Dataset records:
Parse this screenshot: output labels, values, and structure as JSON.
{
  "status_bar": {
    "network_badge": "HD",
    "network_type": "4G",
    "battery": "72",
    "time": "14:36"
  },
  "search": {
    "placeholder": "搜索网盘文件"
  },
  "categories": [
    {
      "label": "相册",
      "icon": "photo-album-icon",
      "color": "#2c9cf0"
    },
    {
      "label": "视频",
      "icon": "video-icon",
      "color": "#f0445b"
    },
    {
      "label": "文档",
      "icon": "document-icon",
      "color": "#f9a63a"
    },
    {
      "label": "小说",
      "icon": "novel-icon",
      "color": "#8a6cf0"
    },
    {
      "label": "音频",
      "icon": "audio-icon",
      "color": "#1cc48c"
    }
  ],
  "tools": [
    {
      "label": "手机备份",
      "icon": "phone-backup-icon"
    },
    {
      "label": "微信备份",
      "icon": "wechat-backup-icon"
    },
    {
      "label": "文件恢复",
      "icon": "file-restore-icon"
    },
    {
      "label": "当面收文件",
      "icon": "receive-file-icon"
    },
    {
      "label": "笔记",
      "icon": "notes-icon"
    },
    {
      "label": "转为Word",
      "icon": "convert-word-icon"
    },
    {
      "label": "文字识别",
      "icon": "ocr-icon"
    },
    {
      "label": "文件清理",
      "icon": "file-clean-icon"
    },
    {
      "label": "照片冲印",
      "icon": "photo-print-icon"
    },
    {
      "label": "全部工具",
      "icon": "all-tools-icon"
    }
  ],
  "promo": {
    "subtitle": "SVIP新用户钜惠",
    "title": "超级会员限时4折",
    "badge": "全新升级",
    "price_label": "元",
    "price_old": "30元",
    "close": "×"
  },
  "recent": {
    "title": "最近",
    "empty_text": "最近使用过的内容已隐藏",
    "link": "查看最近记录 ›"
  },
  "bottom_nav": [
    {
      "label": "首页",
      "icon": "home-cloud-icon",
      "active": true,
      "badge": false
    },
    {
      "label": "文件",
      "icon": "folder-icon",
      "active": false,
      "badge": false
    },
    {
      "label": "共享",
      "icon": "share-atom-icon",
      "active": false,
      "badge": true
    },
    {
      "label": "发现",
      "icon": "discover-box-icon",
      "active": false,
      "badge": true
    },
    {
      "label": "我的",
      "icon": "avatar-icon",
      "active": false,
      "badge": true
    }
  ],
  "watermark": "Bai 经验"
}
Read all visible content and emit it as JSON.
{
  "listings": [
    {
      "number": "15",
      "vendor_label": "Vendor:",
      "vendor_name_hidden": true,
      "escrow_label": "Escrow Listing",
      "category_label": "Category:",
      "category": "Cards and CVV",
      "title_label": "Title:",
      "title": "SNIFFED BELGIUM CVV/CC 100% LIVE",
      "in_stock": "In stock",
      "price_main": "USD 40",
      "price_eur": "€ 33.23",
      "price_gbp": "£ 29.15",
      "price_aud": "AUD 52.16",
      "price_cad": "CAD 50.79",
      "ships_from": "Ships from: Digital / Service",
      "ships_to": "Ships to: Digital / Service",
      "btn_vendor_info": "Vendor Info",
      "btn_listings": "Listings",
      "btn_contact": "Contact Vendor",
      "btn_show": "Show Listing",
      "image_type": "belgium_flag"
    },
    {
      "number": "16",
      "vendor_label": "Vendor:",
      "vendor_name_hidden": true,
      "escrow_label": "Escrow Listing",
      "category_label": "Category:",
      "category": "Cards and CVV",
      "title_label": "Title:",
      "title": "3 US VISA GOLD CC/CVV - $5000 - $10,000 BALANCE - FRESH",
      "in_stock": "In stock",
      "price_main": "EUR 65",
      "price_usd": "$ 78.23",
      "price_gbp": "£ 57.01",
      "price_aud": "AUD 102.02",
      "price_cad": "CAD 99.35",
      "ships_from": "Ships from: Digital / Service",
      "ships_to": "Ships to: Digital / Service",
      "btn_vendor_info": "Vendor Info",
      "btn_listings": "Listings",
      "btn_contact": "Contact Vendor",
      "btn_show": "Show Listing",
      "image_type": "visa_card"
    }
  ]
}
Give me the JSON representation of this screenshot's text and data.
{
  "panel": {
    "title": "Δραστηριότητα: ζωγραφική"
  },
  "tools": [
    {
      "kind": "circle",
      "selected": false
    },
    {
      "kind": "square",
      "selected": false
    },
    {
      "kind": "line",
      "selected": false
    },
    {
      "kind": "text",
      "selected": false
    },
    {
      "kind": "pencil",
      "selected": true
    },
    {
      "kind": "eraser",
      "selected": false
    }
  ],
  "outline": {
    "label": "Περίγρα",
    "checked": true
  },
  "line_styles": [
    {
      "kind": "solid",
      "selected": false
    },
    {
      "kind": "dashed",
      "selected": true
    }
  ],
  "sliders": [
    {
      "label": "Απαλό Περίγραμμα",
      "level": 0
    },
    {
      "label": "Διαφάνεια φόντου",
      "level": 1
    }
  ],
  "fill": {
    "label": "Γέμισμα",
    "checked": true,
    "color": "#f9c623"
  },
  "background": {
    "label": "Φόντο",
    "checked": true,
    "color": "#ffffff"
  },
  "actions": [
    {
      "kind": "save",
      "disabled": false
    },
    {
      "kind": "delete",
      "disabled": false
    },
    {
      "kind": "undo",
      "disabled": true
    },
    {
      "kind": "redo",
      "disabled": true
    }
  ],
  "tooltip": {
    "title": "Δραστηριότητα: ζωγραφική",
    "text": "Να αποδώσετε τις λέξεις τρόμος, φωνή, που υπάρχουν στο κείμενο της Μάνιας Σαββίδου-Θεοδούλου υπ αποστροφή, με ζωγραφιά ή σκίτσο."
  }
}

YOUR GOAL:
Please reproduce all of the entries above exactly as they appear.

RESPONSE TO THIS EXERCISE:
Parse this screenshot: output labels, values, and structure as JSON.
{
  "status_bar": {
    "network_badge": "HD",
    "network_type": "4G",
    "battery": "72",
    "time": "14:36"
  },
  "search": {
    "placeholder": "搜索网盘文件"
  },
  "categories": [
    {
      "label": "相册",
      "icon": "photo-album-icon",
      "color": "#2c9cf0"
    },
    {
      "label": "视频",
      "icon": "video-icon",
      "color": "#f0445b"
    },
    {
      "label": "文档",
      "icon": "document-icon",
      "color": "#f9a63a"
    },
    {
      "label": "小说",
      "icon": "novel-icon",
      "color": "#8a6cf0"
    },
    {
      "label": "音频",
      "icon": "audio-icon",
      "color": "#1cc48c"
    }
  ],
  "tools": [
    {
      "label": "手机备份",
      "icon": "phone-backup-icon"
    },
    {
      "label": "微信备份",
      "icon": "wechat-backup-icon"
    },
    {
      "label": "文件恢复",
      "icon": "file-restore-icon"
    },
    {
      "label": "当面收文件",
      "icon": "receive-file-icon"
    },
    {
      "label": "笔记",
      "icon": "notes-icon"
    },
    {
      "label": "转为Word",
      "icon": "convert-word-icon"
    },
    {
      "label": "文字识别",
      "icon": "ocr-icon"
    },
    {
      "label": "文件清理",
      "icon": "file-clean-icon"
    },
    {
      "label": "照片冲印",
      "icon": "photo-print-icon"
    },
    {
      "label": "全部工具",
      "icon": "all-tools-icon"
    }
  ],
  "promo": {
    "subtitle": "SVIP新用户钜惠",
    "title": "超级会员限时4折",
    "badge": "全新升级",
    "price_label": "元",
    "price_old": "30元",
    "close": "×"
  },
  "recent": {
    "title": "最近",
    "empty_text": "最近使用过的内容已隐藏",
    "link": "查看最近记录 ›"
  },
  "bottom_nav": [
    {
      "label": "首页",
      "icon": "home-cloud-icon",
      "active": true,
      "badge": false
    },
    {
      "label": "文件",
      "icon": "folder-icon",
      "active": false,
      "badge": false
    },
    {
      "label": "共享",
      "icon": "share-atom-icon",
      "active": false,
      "badge": true
    },
    {
      "label": "发现",
      "icon": "discover-box-icon",
      "active": false,
      "badge": true
    },
    {
      "label": "我的",
      "icon": "avatar-icon",
      "active": false,
      "badge": true
    }
  ],
  "watermark": "Bai 经验"
}
Read all visible content and emit it as JSON.
{
  "listings": [
    {
      "number": "15",
      "vendor_label": "Vendor:",
      "vendor_name_hidden": true,
      "escrow_label": "Escrow Listing",
      "category_label": "Category:",
      "category": "Cards and CVV",
      "title_label": "Title:",
      "title": "SNIFFED BELGIUM CVV/CC 100% LIVE",
      "in_stock": "In stock",
      "price_main": "USD 40",
      "price_eur": "€ 33.23",
      "price_gbp": "£ 29.15",
      "price_aud": "AUD 52.16",
      "price_cad": "CAD 50.79",
      "ships_from": "Ships from: Digital / Service",
      "ships_to": "Ships to: Digital / Service",
      "btn_vendor_info": "Vendor Info",
      "btn_listings": "Listings",
      "btn_contact": "Contact Vendor",
      "btn_show": "Show Listing",
      "image_type": "belgium_flag"
    },
    {
      "number": "16",
      "vendor_label": "Vendor:",
      "vendor_name_hidden": true,
      "escrow_label": "Escrow Listing",
      "category_label": "Category:",
      "category": "Cards and CVV",
      "title_label": "Title:",
      "title": "3 US VISA GOLD CC/CVV - $5000 - $10,000 BALANCE - FRESH",
      "in_stock": "In stock",
      "price_main": "EUR 65",
      "price_usd": "$ 78.23",
      "price_gbp": "£ 57.01",
      "price_aud": "AUD 102.02",
      "price_cad": "CAD 99.35",
      "ships_from": "Ships from: Digital / Service",
      "ships_to": "Ships to: Digital / Service",
      "btn_vendor_info": "Vendor Info",
      "btn_listings": "Listings",
      "btn_contact": "Contact Vendor",
      "btn_show": "Show Listing",
      "image_type": "visa_card"
    }
  ]
}
Give me the JSON representation of this screenshot's text and data.
{
  "panel": {
    "title": "Δραστηριότητα: ζωγραφική"
  },
  "tools": [
    {
      "kind": "circle",
      "selected": false
    },
    {
      "kind": "square",
      "selected": false
    },
    {
      "kind": "line",
      "selected": false
    },
    {
      "kind": "text",
      "selected": false
    },
    {
      "kind": "pencil",
      "selected": true
    },
    {
      "kind": "eraser",
      "selected": false
    }
  ],
  "outline": {
    "label": "Περίγρα",
    "checked": true
  },
  "line_styles": [
    {
      "kind": "solid",
      "selected": false
    },
    {
      "kind": "dashed",
      "selected": true
    }
  ],
  "sliders": [
    {
      "label": "Απαλό Περίγραμμα",
      "level": 0
    },
    {
      "label": "Διαφάνεια φόντου",
      "level": 1
    }
  ],
  "fill": {
    "label": "Γέμισμα",
    "checked": true,
    "color": "#f9c623"
  },
  "background": {
    "label": "Φόντο",
    "checked": true,
    "color": "#ffffff"
  },
  "actions": [
    {
      "kind": "save",
      "disabled": false
    },
    {
      "kind": "delete",
      "disabled": false
    },
    {
      "kind": "undo",
      "disabled": true
    },
    {
      "kind": "redo",
      "disabled": true
    }
  ],
  "tooltip": {
    "title": "Δραστηριότητα: ζωγραφική",
    "text": "Να αποδώσετε τις λέξεις τρόμος, φωνή, που υπάρχουν στο κείμενο της Μάνιας Σαββίδου-Θεοδούλου υπ αποστροφή, με ζωγραφιά ή σκίτσο."
  }
}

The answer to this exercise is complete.